--- Task input ---

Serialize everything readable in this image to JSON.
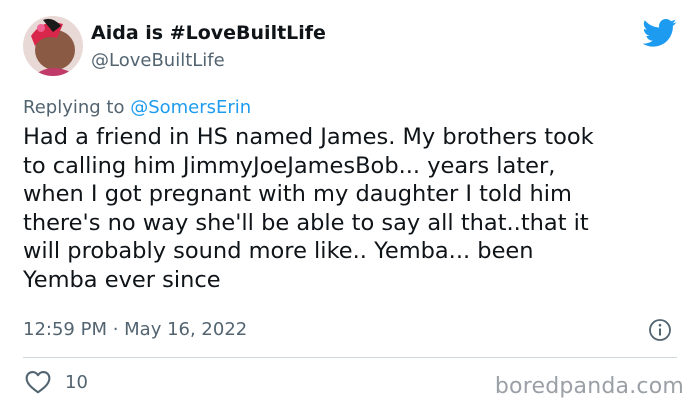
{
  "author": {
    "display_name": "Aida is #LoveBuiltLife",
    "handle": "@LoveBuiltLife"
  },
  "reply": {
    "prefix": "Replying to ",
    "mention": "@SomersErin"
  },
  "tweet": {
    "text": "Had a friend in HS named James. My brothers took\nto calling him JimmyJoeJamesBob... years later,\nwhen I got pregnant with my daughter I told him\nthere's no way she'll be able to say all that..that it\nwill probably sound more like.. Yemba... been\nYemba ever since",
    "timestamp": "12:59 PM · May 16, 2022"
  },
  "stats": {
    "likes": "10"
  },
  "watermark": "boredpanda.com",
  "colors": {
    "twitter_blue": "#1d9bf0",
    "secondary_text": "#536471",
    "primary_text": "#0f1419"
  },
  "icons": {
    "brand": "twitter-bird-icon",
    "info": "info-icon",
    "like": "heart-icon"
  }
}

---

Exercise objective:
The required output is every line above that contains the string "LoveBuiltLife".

Task answer:
    "display_name": "Aida is #LoveBuiltLife",
    "handle": "@LoveBuiltLife"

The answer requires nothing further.